After 24 years of raids, breaking up communities, and hurting families, Joe Arpaio was voted out office. Once the results were announced, the community marched to the Sheriff’s office and placed an eviction notice on Arpaio’s doorstep.
Raquel Terán, stalwart advocate for immigrant rights, is sworn in by former State Senator and long-time activist Alfredo Guttierrez, surrounded by the future leaders of Arizona. This moment represents the legacy of organizing in Arizona and the future of our movement.
Carlos Garcia from Puente Human Rights Movement and newly inaugurated to the Phoenix City Council, addresses a crowd of supporters, quipping that he never expected to be speaking as an elected official. Carlos is one of many members of the movement community that took the leap into elected leadership and worked to represent the community at the next level.
Betty Guardado, hotel worker and member of Unite Here and Central Arizonans for a Sustainable Economy, is sworn into the Phoenix City Council by Raquel Terán, showing two more examples of movement leaders trading their megaphones of activism to microphones of elected leadership.
In February of 2020, Poder in Action and the newly elected city council members succeeded in implementing the most powerful civilian oversight board over police in the country. With police violence disproportionately affecting Black and Latinx community members, and as the largest enforcers of SB1070, it was vital that civilians had the ability to hold their police department accountable. Over 30 years of this work came down to a 5-4 vote in favor of the tough model of oversight over Phoenix Police.
SB1070 was not the first anti-immigrant law and it wasn’t the last. The most recent attempt in 2020 was a feeble attempt to rally the conservative base during a Presidential election year. But through concentrated community efforts against xenophobic laws, it was the last of it’s kind to pass through the legislature.

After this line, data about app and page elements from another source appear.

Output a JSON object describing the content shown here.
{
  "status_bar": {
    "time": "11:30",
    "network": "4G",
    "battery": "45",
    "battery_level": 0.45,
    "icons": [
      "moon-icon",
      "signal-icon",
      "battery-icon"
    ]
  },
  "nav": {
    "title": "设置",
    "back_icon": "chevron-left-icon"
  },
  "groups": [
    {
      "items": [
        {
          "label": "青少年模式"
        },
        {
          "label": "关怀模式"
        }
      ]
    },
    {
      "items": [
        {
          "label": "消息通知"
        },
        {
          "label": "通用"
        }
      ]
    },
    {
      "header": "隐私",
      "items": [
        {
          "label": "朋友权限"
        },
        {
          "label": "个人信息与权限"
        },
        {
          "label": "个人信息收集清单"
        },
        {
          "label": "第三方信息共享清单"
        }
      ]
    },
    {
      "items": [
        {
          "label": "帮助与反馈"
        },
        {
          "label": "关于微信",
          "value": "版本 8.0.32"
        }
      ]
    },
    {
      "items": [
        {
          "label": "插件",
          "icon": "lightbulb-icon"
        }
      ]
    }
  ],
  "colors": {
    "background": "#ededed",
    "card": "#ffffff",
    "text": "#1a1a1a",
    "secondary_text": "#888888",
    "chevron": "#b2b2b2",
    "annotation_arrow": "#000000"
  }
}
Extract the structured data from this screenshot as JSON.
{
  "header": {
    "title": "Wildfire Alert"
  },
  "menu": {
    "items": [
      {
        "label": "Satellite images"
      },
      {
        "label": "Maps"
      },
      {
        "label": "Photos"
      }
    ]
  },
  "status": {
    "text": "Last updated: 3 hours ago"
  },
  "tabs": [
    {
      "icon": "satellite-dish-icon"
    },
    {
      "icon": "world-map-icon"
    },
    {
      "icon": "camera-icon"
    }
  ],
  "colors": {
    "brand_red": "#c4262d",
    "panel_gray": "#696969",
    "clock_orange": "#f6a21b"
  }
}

2010 was not the last year bad laws were attempted. In 2011, 5 bills to supplement SB1070 were introduced in the legislature. As a result of new organizing, protest, and community building, those bills were stopped in their tracks. The state was in the middle of an economic boycott and $140 million of revenue was lost in canceled concerts, canceled conferences, and overall lower tourism to Arizona. Families had left the state, hurting industries that depended on their labor. Arizona’s anti-immigrant reputation was working against the same people that criminalized us, our friends, and our families!
Policymaking was more than immigration issues and more than just playing defense against discriminatory laws - it was about making it possible for our community to thrive. In 2016, with the leadership of LUCHA and collective organizing from One Arizona organizations, a ballot proposition raising the minimum wage and granting paid sick leave was passed, giving working-class families more to live on and making it possible to flourish instead of just survive.
In 2020, through Poder in Action and with newly inaugurated council members on the city council, Phoenix passed a civilian review board, giving the community a tool to reign in bad cops and protect black and brown youth from discrimination and police violence.
In early 2020, One Arizona collectively halted election-year fear-mongering by speaking out against more anti-immigrant legislation from appearing on the ballot as constitutional amendments.
The power that was missing in 2010 has blossomed into community strength. The movement has come of age, we are the next generation of leaders pushing Arizona to be the prosperous, equitable home we dream it can be. There is still more to do, but together we are moving the state forward.